C: 1977 Carlton Fisk. 26 HR, 102 RBI, .315 BA
Was there any doubt it would be Fisk? While his statistics were never overly gaudy in the grand scheme of the game, they were given his position. As a catcher, Fisk put up production in 1977 usually reserved for a first baseman. He was also named to his 5th All Star game. He was named to 11 in his career.
Starting Pitcher: 1999 Pedro Martinez. 23-4, 2.07 ERA, 313 K’s, 0.923 WHIP
Forget Clemens in ’86 or ’90, from 1997-2000, Martinez was arguable the greatest pitcher in the history of the game, and that’s a massive statement. In 1999 Martinez lead the league in strikeouts, WHIP, wins and ERA. In the 1999 All Star Game, Martinez fanned 5 of six batters faced. Just some guys named Walker, Sosa and McGwire. His dominance came from an array of pitches. Clemens had heat, Pedro had heat, and a curveball that would snap your knees and the single best circle changeup I have ever seen, even to this day. His control was impeccable as he only walked 37 batters in ’99.
Closing pitcher: 2008 Jonathan Papelbon. 5-4, 2.34 ERA, 41 SV, 67 games pitched.
Not really many options here for the Red Sox, as Papelbon is clearly the best and most capable closer they’ve ever had. In 2008, the numbers weren’t as eye popping as his ERA was in 2007 and 2009. However Papelbon was durable and walked only 8 batters in 69.1 innings pitched.
Now, in my view, the DH is un-American and doesn’t reflect well upon the game. Don’t get me wrong, I love David Ortiz borderline man-crush style after the 2004 ALCS, but having the pitcher bat is PURE baseball. Plus, with this lineup, you wouldn’t need a DH anyway.
How would the lineup look?
- Garciaparra (6)
- Boggs (5)
- Williams (7)
- Foxx (3)
- Fisk (2)
- Doerr (4)
- Evans (9)

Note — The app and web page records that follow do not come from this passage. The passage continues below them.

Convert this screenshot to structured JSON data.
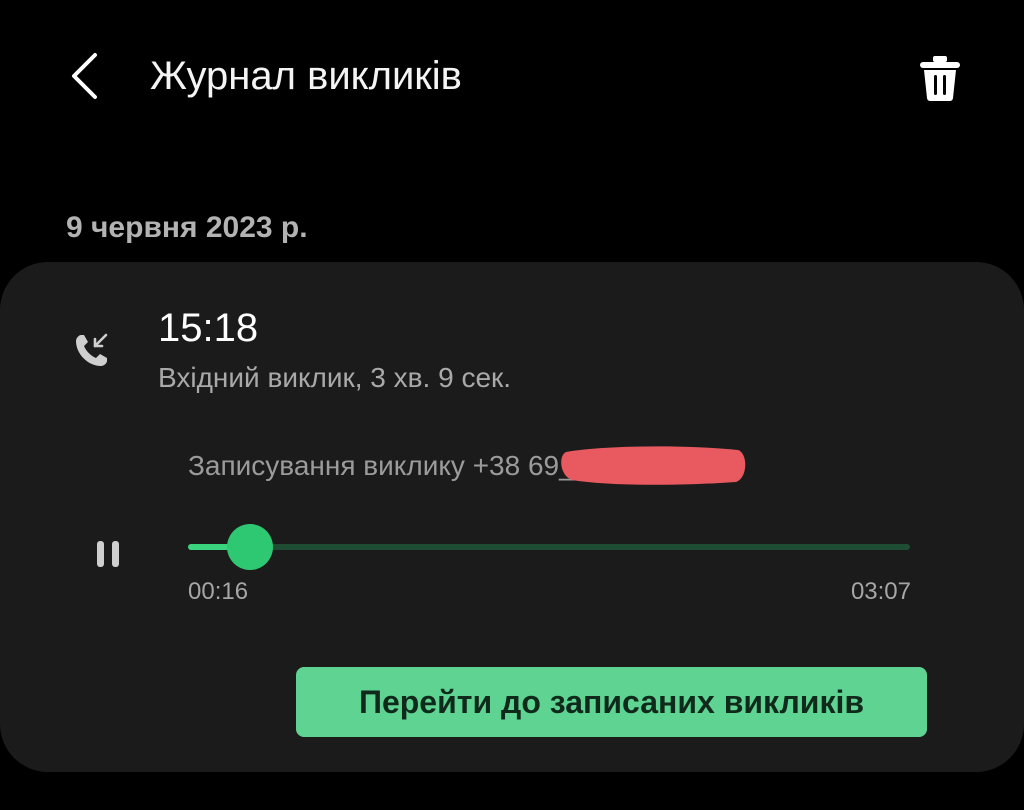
{
  "header": {
    "title": "Журнал викликів",
    "back_icon": "chevron-left-icon",
    "delete_icon": "trash-icon"
  },
  "date_label": "9 червня 2023 р.",
  "call": {
    "icon": "incoming-call-icon",
    "time": "15:18",
    "detail": "Вхідний виклик, 3 хв. 9 сек."
  },
  "recording": {
    "name": "Записування виклику +38          69_230609…",
    "pause_icon": "pause-icon",
    "current_time": "00:16",
    "total_time": "03:07",
    "progress": 0.0856
  },
  "actions": {
    "go_to_recordings_label": "Перейти до записаних викликів"
  },
  "colors": {
    "background": "#000000",
    "card": "#1b1b1b",
    "accent": "#2fc872",
    "track": "#1f4d33",
    "button": "#5fd492",
    "redaction": "#e85a5f"
  }
}
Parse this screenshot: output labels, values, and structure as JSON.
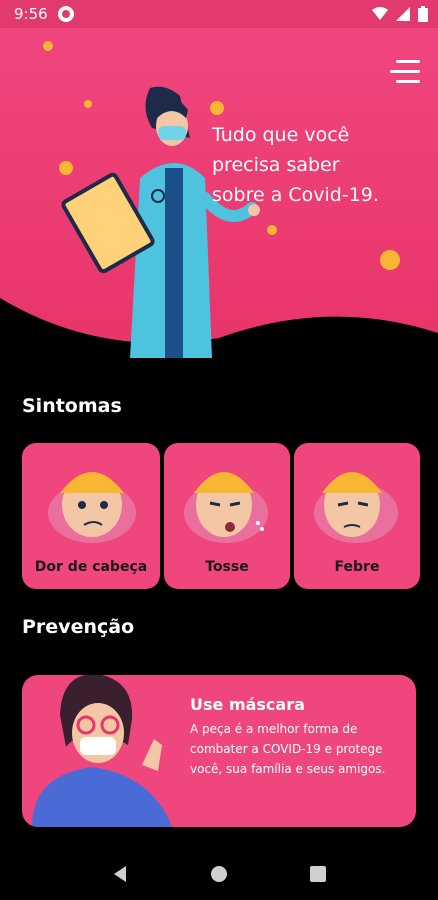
{
  "status_bar": {
    "time": "9:56"
  },
  "hero": {
    "line1": "Tudo que você",
    "line2": "precisa saber",
    "line3": "sobre a Covid-19."
  },
  "symptoms": {
    "title": "Sintomas",
    "items": [
      {
        "label": "Dor de cabeça"
      },
      {
        "label": "Tosse"
      },
      {
        "label": "Febre"
      }
    ]
  },
  "prevention": {
    "title": "Prevenção",
    "card": {
      "title": "Use máscara",
      "description": "A peça é a melhor forma de combater a COVID-19 e protege você, sua família e seus amigos."
    }
  },
  "colors": {
    "primary": "#f0467e",
    "status": "#e23a6e",
    "background": "#000000"
  }
}
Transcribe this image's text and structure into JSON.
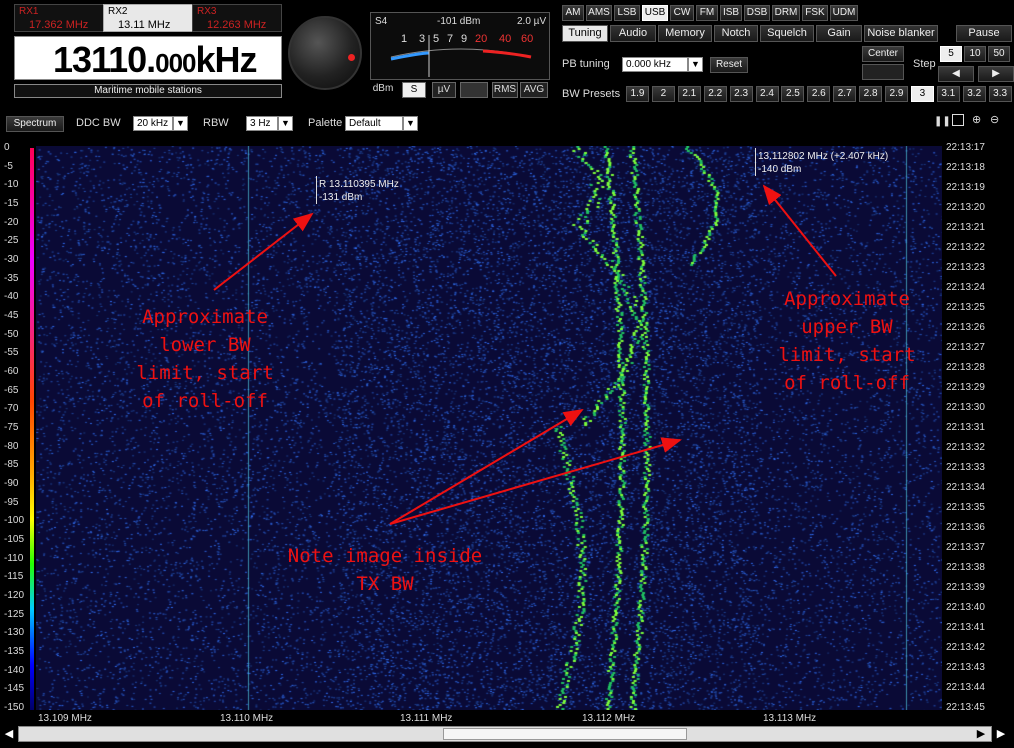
{
  "receivers": [
    {
      "name": "RX1",
      "freq": "17.362 MHz"
    },
    {
      "name": "RX2",
      "freq": "13.11 MHz"
    },
    {
      "name": "RX3",
      "freq": "12.263 MHz"
    }
  ],
  "frequency": {
    "main": "13110.",
    "fraction": "000",
    "unit": "kHz"
  },
  "band_label": "Maritime mobile stations",
  "smeter": {
    "channel": "S4",
    "dbm": "-101 dBm",
    "uv": "2.0 µV",
    "scale": [
      "1",
      "3",
      "5",
      "7",
      "9",
      "20",
      "40",
      "60"
    ],
    "unit_dbm": "dBm",
    "btn_s": "S",
    "btn_uv": "µV",
    "btn_rms": "RMS",
    "btn_avg": "AVG"
  },
  "modes": [
    "AM",
    "AMS",
    "LSB",
    "USB",
    "CW",
    "FM",
    "ISB",
    "DSB",
    "DRM",
    "FSK",
    "UDM"
  ],
  "active_mode": "USB",
  "tabs": [
    "Tuning",
    "Audio",
    "Memory",
    "Notch",
    "Squelch",
    "Gain",
    "Noise blanker",
    "Pause"
  ],
  "tuning": {
    "pb_label": "PB tuning",
    "pb_value": "0.000 kHz",
    "reset": "Reset",
    "center": "Center",
    "step_label": "Step",
    "steps": [
      "5",
      "10",
      "50"
    ],
    "bw_label": "BW Presets",
    "bw_presets": [
      "1.9",
      "2",
      "2.1",
      "2.2",
      "2.3",
      "2.4",
      "2.5",
      "2.6",
      "2.7",
      "2.8",
      "2.9",
      "3",
      "3.1",
      "3.2",
      "3.3"
    ],
    "active_bw": "3"
  },
  "toolbar": {
    "spectrum": "Spectrum",
    "ddc_label": "DDC BW",
    "ddc_value": "20 kHz",
    "rbw_label": "RBW",
    "rbw_value": "3 Hz",
    "palette_label": "Palette",
    "palette_value": "Default"
  },
  "y_axis": [
    "0",
    "-5",
    "-10",
    "-15",
    "-20",
    "-25",
    "-30",
    "-35",
    "-40",
    "-45",
    "-50",
    "-55",
    "-60",
    "-65",
    "-70",
    "-75",
    "-80",
    "-85",
    "-90",
    "-95",
    "-100",
    "-105",
    "-110",
    "-115",
    "-120",
    "-125",
    "-130",
    "-135",
    "-140",
    "-145",
    "-150"
  ],
  "time_axis": [
    "22:13:17",
    "22:13:18",
    "22:13:19",
    "22:13:20",
    "22:13:21",
    "22:13:22",
    "22:13:23",
    "22:13:24",
    "22:13:25",
    "22:13:26",
    "22:13:27",
    "22:13:28",
    "22:13:29",
    "22:13:30",
    "22:13:31",
    "22:13:32",
    "22:13:33",
    "22:13:34",
    "22:13:35",
    "22:13:36",
    "22:13:37",
    "22:13:38",
    "22:13:39",
    "22:13:40",
    "22:13:41",
    "22:13:42",
    "22:13:43",
    "22:13:44",
    "22:13:45"
  ],
  "x_axis": [
    "13.109 MHz",
    "13.110 MHz",
    "13.111 MHz",
    "13.112 MHz",
    "13.113 MHz"
  ],
  "markers": {
    "lower_freq": "R 13.110395 MHz",
    "lower_level": "-131 dBm",
    "upper_freq": "13.112802 MHz (+2.407 kHz)",
    "upper_level": "-140 dBm"
  },
  "annotations": {
    "lower": "Approximate\nlower BW\nlimit, start\nof roll-off",
    "upper": "Approximate\nupper BW\nlimit, start\nof roll-off",
    "image": "Note image inside\nTX BW"
  },
  "colors": {
    "annotation": "#e11111",
    "waterfall_bg": "#0a0a36",
    "signal": "#7cff3a"
  }
}
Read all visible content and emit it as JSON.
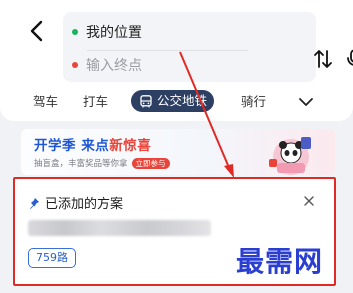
{
  "route": {
    "start_label": "我的位置",
    "end_placeholder": "输入终点"
  },
  "tabs": [
    {
      "label": "驾车",
      "selected": false
    },
    {
      "label": "打车",
      "selected": false
    },
    {
      "label": "公交地铁",
      "selected": true
    },
    {
      "label": "骑行",
      "selected": false
    }
  ],
  "banner": {
    "title_part1": "开学季 来点",
    "title_part2": "新惊喜",
    "subtitle": "抽盲盒，丰富奖品等你拿",
    "cta": "立即参与"
  },
  "plan_panel": {
    "title": "已添加的方案",
    "route_chip": "759路"
  },
  "watermark": "最需网",
  "colors": {
    "accent_navy": "#2d3f63",
    "annotation_red": "#e02a25",
    "link_blue": "#2b5fcc"
  },
  "icons": [
    "back-arrow-icon",
    "swap-icon",
    "microphone-icon",
    "bus-icon",
    "chevron-down-icon",
    "pin-icon",
    "close-icon"
  ]
}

- Speaker (8)
- Martinez (1)
Come one, come all, bring me your All-Time teams. And if you make a Yankee All-Time team, and 1961 Whitey Ford is NOT your starting pitcher, then you’re clearly not a Yankee or a baseball fan and you must relinquish your fan-ship post-haste, followed by a ritual burning of your man-card. He was named the Chairman of the Board for a reason, and there was no other pitcher in Yankee history that relished the big game as much as Ford did.
Just sayin’, the Sox All-Timers would still bat around on him, though.